### TASK TO CARRY OUT
The whole listing below should be retyped exactly, without any images.
╭─ LISTED RECORDS
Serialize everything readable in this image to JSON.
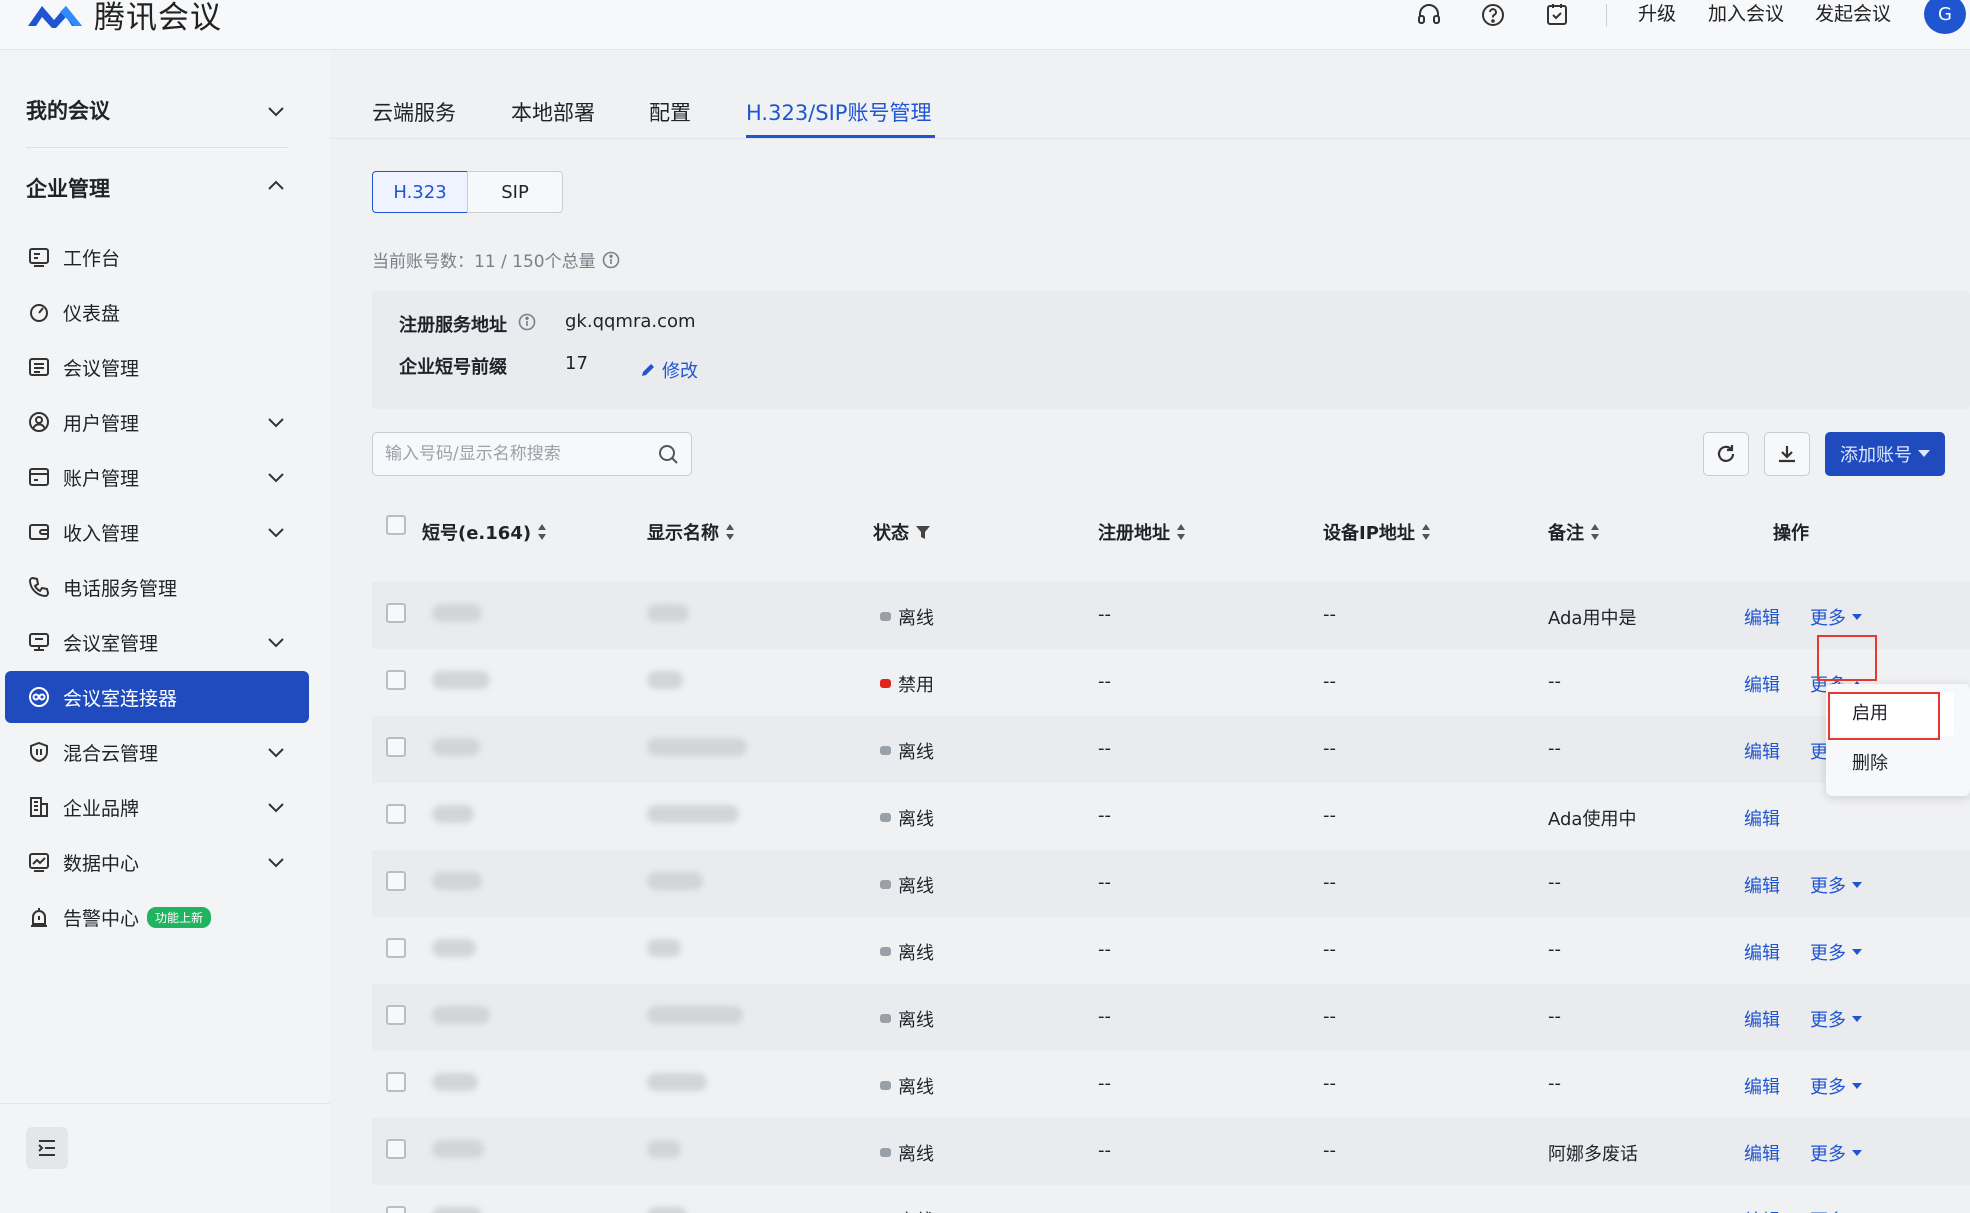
{
  "header": {
    "brand": "腾讯会议",
    "links": [
      "升级",
      "加入会议",
      "发起会议"
    ],
    "avatar": "G",
    "icons": [
      "headset-icon",
      "help-icon",
      "calendar-check-icon"
    ],
    "brand_color": "#1f55d1"
  },
  "sidebar": {
    "my_meetings": "我的会议",
    "enterprise": "企业管理",
    "items": [
      {
        "label": "工作台",
        "icon": "workbench-icon",
        "caret": false
      },
      {
        "label": "仪表盘",
        "icon": "dashboard-icon",
        "caret": false
      },
      {
        "label": "会议管理",
        "icon": "meeting-list-icon",
        "caret": false
      },
      {
        "label": "用户管理",
        "icon": "user-icon",
        "caret": true
      },
      {
        "label": "账户管理",
        "icon": "account-icon",
        "caret": true
      },
      {
        "label": "收入管理",
        "icon": "wallet-icon",
        "caret": true
      },
      {
        "label": "电话服务管理",
        "icon": "phone-icon",
        "caret": false
      },
      {
        "label": "会议室管理",
        "icon": "monitor-icon",
        "caret": true
      },
      {
        "label": "会议室连接器",
        "icon": "connector-icon",
        "caret": false,
        "active": true
      },
      {
        "label": "混合云管理",
        "icon": "shield-icon",
        "caret": true
      },
      {
        "label": "企业品牌",
        "icon": "building-icon",
        "caret": true
      },
      {
        "label": "数据中心",
        "icon": "chart-icon",
        "caret": true
      },
      {
        "label": "告警中心",
        "icon": "alarm-icon",
        "caret": false,
        "badge": "功能上新"
      }
    ]
  },
  "tabs": [
    "云端服务",
    "本地部署",
    "配置",
    "H.323/SIP账号管理"
  ],
  "segments": [
    "H.323",
    "SIP"
  ],
  "count_text": "当前账号数：11 / 150个总量",
  "info": {
    "server_label": "注册服务地址",
    "server_value": "gk.qqmra.com",
    "prefix_label": "企业短号前缀",
    "prefix_value": "17",
    "edit_label": "修改"
  },
  "search": {
    "placeholder": "输入号码/显示名称搜索"
  },
  "add_button": "添加账号",
  "columns": [
    "短号(e.164)",
    "显示名称",
    "状态",
    "注册地址",
    "设备IP地址",
    "备注",
    "操作"
  ],
  "rows": [
    {
      "status": "离线",
      "reg": "--",
      "ip": "--",
      "note": "Ada用中是",
      "more_open": false
    },
    {
      "status": "禁用",
      "reg": "--",
      "ip": "--",
      "note": "--",
      "more_open": true
    },
    {
      "status": "离线",
      "reg": "--",
      "ip": "--",
      "note": "--",
      "more_open": false
    },
    {
      "status": "离线",
      "reg": "--",
      "ip": "--",
      "note": "Ada使用中",
      "more_open": false
    },
    {
      "status": "离线",
      "reg": "--",
      "ip": "--",
      "note": "--",
      "more_open": false
    },
    {
      "status": "离线",
      "reg": "--",
      "ip": "--",
      "note": "--",
      "more_open": false
    },
    {
      "status": "离线",
      "reg": "--",
      "ip": "--",
      "note": "--",
      "more_open": false
    },
    {
      "status": "离线",
      "reg": "--",
      "ip": "--",
      "note": "--",
      "more_open": false
    },
    {
      "status": "离线",
      "reg": "--",
      "ip": "--",
      "note": "阿娜多废话",
      "more_open": false
    },
    {
      "status": "离线",
      "reg": "--",
      "ip": "--",
      "note": "--",
      "more_open": false
    }
  ],
  "op_edit": "编辑",
  "op_more": "更多",
  "dropdown": [
    "启用",
    "删除"
  ]
}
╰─
### FINISHED TASK
Serialize everything readable in this image to JSON.
{
  "header": {
    "brand": "腾讯会议",
    "links": [
      "升级",
      "加入会议",
      "发起会议"
    ],
    "avatar": "G",
    "icons": [
      "headset-icon",
      "help-icon",
      "calendar-check-icon"
    ],
    "brand_color": "#1f55d1"
  },
  "sidebar": {
    "my_meetings": "我的会议",
    "enterprise": "企业管理",
    "items": [
      {
        "label": "工作台",
        "icon": "workbench-icon",
        "caret": false
      },
      {
        "label": "仪表盘",
        "icon": "dashboard-icon",
        "caret": false
      },
      {
        "label": "会议管理",
        "icon": "meeting-list-icon",
        "caret": false
      },
      {
        "label": "用户管理",
        "icon": "user-icon",
        "caret": true
      },
      {
        "label": "账户管理",
        "icon": "account-icon",
        "caret": true
      },
      {
        "label": "收入管理",
        "icon": "wallet-icon",
        "caret": true
      },
      {
        "label": "电话服务管理",
        "icon": "phone-icon",
        "caret": false
      },
      {
        "label": "会议室管理",
        "icon": "monitor-icon",
        "caret": true
      },
      {
        "label": "会议室连接器",
        "icon": "connector-icon",
        "caret": false,
        "active": true
      },
      {
        "label": "混合云管理",
        "icon": "shield-icon",
        "caret": true
      },
      {
        "label": "企业品牌",
        "icon": "building-icon",
        "caret": true
      },
      {
        "label": "数据中心",
        "icon": "chart-icon",
        "caret": true
      },
      {
        "label": "告警中心",
        "icon": "alarm-icon",
        "caret": false,
        "badge": "功能上新"
      }
    ]
  },
  "tabs": [
    "云端服务",
    "本地部署",
    "配置",
    "H.323/SIP账号管理"
  ],
  "segments": [
    "H.323",
    "SIP"
  ],
  "count_text": "当前账号数：11 / 150个总量",
  "info": {
    "server_label": "注册服务地址",
    "server_value": "gk.qqmra.com",
    "prefix_label": "企业短号前缀",
    "prefix_value": "17",
    "edit_label": "修改"
  },
  "search": {
    "placeholder": "输入号码/显示名称搜索"
  },
  "add_button": "添加账号",
  "columns": [
    "短号(e.164)",
    "显示名称",
    "状态",
    "注册地址",
    "设备IP地址",
    "备注",
    "操作"
  ],
  "rows": [
    {
      "status": "离线",
      "reg": "--",
      "ip": "--",
      "note": "Ada用中是",
      "more_open": false
    },
    {
      "status": "禁用",
      "reg": "--",
      "ip": "--",
      "note": "--",
      "more_open": true
    },
    {
      "status": "离线",
      "reg": "--",
      "ip": "--",
      "note": "--",
      "more_open": false
    },
    {
      "status": "离线",
      "reg": "--",
      "ip": "--",
      "note": "Ada使用中",
      "more_open": false
    },
    {
      "status": "离线",
      "reg": "--",
      "ip": "--",
      "note": "--",
      "more_open": false
    },
    {
      "status": "离线",
      "reg": "--",
      "ip": "--",
      "note": "--",
      "more_open": false
    },
    {
      "status": "离线",
      "reg": "--",
      "ip": "--",
      "note": "--",
      "more_open": false
    },
    {
      "status": "离线",
      "reg": "--",
      "ip": "--",
      "note": "--",
      "more_open": false
    },
    {
      "status": "离线",
      "reg": "--",
      "ip": "--",
      "note": "阿娜多废话",
      "more_open": false
    },
    {
      "status": "离线",
      "reg": "--",
      "ip": "--",
      "note": "--",
      "more_open": false
    }
  ],
  "op_edit": "编辑",
  "op_more": "更多",
  "dropdown": [
    "启用",
    "删除"
  ]
}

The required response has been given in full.